Search the entries below for the word "index" and copy each line that has it.

┌─ Records supplied

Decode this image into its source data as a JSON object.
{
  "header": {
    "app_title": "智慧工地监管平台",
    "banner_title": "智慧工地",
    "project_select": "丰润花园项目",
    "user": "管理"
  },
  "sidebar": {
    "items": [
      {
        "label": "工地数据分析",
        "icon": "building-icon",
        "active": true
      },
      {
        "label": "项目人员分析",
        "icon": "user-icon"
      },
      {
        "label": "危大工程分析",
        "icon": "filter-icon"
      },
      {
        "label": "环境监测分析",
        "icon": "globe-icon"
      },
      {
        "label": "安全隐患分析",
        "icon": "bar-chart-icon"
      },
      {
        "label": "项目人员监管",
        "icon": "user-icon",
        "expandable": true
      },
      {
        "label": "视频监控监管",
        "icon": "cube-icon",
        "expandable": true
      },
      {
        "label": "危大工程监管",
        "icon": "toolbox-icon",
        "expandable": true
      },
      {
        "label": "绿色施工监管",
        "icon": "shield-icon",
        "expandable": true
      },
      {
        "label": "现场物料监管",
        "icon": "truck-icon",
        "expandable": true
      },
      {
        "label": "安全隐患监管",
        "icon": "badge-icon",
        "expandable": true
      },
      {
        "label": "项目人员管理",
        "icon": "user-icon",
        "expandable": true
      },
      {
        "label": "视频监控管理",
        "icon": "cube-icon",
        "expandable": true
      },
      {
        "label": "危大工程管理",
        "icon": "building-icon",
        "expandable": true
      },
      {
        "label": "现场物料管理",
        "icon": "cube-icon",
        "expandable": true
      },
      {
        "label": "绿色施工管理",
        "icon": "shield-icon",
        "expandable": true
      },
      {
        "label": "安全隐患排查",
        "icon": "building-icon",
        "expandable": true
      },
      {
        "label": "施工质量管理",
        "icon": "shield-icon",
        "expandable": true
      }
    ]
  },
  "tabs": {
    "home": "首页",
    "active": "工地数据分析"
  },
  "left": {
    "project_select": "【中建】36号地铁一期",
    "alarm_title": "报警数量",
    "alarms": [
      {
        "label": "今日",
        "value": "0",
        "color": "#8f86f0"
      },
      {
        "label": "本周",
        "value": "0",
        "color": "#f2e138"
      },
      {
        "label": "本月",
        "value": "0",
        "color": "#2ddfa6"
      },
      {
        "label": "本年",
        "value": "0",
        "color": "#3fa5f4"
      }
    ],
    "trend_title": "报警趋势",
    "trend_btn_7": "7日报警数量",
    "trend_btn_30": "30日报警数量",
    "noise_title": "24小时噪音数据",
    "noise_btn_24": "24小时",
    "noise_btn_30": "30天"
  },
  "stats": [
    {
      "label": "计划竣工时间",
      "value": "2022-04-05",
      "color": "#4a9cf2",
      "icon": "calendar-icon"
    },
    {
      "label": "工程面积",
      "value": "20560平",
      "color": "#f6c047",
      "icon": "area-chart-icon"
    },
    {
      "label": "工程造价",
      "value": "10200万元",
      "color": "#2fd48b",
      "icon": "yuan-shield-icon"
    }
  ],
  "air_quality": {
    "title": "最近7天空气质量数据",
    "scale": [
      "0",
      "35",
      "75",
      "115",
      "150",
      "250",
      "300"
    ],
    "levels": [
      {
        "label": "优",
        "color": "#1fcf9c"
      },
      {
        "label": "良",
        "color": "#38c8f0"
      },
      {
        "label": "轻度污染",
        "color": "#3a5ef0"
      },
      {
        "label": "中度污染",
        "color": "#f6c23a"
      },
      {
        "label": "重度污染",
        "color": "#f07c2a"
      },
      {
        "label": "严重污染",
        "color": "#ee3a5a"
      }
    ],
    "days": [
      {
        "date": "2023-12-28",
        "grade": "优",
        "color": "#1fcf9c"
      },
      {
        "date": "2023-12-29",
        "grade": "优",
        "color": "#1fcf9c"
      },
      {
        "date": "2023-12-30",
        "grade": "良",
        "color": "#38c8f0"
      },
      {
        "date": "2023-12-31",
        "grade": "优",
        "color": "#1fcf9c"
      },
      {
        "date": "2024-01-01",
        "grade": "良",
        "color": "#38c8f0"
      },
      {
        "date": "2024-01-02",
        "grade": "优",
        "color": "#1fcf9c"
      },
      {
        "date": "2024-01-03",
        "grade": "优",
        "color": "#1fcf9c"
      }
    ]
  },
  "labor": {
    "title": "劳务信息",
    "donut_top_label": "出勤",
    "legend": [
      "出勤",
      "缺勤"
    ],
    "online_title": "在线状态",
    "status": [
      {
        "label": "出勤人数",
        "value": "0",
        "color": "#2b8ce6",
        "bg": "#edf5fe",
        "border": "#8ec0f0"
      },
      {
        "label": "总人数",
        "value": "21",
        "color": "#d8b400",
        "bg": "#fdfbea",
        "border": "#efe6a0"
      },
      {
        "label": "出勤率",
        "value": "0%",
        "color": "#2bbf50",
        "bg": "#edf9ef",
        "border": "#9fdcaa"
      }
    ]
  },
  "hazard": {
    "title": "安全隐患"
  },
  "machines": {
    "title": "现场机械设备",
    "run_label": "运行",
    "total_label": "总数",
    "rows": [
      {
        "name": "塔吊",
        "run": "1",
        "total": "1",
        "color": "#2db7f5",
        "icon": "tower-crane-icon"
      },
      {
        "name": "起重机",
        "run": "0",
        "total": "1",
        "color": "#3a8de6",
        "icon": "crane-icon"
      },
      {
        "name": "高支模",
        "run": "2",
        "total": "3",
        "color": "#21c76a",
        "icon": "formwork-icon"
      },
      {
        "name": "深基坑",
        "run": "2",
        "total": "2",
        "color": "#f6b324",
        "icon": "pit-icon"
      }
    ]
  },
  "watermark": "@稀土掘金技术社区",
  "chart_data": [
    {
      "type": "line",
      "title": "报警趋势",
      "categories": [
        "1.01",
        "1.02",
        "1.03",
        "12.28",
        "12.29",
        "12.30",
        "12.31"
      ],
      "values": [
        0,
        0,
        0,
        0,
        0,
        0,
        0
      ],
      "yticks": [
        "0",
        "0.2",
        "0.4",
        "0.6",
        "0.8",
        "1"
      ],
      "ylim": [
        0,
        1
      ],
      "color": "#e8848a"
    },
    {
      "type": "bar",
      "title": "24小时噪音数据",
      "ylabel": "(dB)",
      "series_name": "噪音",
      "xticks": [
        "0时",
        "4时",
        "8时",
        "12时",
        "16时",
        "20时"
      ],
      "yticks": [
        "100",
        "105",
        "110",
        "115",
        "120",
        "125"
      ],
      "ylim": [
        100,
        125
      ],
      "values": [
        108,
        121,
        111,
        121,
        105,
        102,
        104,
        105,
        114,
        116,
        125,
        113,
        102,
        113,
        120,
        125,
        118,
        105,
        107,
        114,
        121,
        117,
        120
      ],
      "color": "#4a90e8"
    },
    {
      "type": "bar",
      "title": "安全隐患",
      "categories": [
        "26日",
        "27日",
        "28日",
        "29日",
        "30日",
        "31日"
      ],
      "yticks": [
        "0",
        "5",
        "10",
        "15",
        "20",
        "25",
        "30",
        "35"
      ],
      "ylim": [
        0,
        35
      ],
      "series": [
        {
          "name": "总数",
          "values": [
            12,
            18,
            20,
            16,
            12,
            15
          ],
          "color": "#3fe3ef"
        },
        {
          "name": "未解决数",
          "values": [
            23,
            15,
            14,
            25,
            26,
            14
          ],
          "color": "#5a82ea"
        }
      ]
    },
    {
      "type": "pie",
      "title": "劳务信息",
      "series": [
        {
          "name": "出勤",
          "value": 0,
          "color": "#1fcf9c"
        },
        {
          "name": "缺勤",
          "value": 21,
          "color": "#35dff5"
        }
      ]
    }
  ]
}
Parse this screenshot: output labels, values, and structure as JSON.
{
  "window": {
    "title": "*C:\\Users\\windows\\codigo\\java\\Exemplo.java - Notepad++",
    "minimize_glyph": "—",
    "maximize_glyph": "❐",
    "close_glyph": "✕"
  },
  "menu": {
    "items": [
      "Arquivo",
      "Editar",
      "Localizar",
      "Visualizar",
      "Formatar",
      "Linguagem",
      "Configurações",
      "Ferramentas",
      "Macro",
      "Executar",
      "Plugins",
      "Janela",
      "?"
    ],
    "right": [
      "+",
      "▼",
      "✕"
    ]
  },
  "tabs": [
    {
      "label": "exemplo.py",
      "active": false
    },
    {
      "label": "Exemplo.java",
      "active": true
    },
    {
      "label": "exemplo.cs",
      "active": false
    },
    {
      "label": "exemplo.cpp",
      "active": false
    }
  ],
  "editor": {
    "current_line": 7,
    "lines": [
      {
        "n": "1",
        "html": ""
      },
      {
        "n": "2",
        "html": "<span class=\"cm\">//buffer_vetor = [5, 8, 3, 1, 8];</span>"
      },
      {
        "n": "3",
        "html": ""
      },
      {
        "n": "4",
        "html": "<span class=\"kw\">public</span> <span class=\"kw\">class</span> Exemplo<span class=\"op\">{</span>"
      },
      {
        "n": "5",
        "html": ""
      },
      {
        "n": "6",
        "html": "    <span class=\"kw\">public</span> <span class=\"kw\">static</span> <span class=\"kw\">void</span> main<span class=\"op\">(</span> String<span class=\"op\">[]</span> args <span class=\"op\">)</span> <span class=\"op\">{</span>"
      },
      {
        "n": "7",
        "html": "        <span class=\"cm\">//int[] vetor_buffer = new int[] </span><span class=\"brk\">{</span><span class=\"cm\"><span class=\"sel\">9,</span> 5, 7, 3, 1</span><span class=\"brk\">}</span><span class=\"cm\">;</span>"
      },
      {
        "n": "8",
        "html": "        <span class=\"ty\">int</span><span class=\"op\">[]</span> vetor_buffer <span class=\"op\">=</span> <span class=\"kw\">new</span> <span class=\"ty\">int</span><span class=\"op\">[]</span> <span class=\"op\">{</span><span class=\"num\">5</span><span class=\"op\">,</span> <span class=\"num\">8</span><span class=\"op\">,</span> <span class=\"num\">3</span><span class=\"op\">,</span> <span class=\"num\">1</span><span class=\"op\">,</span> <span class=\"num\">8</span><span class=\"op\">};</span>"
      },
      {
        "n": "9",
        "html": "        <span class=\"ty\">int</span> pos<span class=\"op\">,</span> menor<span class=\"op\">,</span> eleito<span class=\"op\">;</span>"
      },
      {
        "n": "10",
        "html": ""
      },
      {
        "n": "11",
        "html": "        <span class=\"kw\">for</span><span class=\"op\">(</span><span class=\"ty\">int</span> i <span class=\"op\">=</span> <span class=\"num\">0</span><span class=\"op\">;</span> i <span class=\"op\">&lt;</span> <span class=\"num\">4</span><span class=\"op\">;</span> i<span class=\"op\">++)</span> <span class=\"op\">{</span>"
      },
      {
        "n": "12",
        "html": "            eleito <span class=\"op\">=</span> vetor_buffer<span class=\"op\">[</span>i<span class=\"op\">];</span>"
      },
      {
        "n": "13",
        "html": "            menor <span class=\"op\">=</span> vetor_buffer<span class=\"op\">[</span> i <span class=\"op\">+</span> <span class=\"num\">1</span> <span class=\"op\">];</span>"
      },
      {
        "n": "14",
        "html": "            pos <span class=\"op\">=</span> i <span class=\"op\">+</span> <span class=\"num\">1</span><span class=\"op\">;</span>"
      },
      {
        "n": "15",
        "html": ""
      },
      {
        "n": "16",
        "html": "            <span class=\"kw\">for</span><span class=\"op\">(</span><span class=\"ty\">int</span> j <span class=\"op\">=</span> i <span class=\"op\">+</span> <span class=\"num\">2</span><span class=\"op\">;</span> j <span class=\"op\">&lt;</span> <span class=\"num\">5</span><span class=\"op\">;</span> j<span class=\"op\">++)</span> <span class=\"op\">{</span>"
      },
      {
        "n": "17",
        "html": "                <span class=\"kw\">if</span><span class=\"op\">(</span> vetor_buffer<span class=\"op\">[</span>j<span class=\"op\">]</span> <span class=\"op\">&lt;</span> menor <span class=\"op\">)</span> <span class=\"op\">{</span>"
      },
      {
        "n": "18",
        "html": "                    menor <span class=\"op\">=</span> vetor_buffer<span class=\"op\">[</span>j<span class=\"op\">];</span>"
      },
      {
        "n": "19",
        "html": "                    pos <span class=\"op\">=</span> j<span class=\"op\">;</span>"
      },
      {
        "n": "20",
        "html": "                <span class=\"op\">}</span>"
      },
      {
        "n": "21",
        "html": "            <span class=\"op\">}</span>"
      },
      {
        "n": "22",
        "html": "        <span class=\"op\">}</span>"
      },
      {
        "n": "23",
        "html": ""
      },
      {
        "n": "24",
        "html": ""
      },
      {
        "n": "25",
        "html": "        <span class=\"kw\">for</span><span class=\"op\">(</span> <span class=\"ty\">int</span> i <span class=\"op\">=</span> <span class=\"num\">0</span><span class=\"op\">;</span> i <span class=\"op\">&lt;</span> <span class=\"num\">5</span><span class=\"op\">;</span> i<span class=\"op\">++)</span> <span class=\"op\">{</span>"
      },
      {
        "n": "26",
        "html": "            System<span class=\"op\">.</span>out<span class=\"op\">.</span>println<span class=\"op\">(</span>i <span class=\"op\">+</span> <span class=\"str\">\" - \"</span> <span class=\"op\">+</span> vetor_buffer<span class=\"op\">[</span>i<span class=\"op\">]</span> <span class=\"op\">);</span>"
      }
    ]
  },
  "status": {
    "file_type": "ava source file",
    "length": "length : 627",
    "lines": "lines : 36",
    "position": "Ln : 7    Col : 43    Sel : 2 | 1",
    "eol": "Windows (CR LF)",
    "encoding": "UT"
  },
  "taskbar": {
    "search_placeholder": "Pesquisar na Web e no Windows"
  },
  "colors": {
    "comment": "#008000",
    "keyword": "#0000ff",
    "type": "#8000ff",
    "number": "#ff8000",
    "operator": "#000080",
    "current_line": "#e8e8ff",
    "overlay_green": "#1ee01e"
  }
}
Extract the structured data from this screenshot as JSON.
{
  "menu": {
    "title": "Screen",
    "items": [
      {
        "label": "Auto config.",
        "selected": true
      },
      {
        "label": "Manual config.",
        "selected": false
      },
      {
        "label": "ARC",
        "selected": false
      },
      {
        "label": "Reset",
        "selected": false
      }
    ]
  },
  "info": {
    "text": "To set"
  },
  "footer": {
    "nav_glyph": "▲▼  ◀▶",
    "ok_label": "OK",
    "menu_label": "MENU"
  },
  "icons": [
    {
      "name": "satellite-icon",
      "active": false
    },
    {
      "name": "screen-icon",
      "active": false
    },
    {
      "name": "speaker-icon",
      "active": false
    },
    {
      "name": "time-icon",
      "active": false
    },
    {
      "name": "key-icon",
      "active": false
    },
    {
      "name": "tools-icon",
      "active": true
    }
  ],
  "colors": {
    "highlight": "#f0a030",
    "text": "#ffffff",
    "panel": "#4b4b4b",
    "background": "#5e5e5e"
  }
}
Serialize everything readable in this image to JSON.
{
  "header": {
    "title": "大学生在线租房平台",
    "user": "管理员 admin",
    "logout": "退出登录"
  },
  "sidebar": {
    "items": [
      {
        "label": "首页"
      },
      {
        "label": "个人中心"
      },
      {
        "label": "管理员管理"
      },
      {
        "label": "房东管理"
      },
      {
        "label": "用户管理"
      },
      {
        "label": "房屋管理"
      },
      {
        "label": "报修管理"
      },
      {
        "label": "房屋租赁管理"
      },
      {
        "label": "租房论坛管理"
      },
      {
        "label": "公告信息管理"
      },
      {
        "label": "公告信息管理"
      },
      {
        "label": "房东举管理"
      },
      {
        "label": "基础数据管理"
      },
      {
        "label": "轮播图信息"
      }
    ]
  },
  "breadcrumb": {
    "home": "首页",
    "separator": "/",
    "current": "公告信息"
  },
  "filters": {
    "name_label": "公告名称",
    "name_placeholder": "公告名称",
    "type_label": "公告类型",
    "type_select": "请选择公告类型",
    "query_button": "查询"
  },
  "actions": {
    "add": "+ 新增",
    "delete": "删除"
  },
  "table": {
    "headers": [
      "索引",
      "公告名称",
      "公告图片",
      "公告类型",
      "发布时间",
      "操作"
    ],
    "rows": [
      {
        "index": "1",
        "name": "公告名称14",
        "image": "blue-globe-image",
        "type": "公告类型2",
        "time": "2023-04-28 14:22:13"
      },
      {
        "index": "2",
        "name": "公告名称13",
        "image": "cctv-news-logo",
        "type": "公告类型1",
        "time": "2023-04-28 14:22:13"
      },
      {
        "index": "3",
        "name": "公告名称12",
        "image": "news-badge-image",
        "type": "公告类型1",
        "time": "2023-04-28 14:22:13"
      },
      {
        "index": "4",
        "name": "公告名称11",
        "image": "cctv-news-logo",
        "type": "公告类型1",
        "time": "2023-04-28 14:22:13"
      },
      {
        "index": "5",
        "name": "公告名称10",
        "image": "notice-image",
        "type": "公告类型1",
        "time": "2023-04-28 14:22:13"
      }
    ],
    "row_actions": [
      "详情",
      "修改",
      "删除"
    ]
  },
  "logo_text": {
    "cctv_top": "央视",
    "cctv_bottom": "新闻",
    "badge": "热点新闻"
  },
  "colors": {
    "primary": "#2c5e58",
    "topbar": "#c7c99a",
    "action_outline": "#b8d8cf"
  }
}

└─

Response for this exercise
        "index": "1",
        "index": "2",
        "index": "3",
        "index": "4",
        "index": "5",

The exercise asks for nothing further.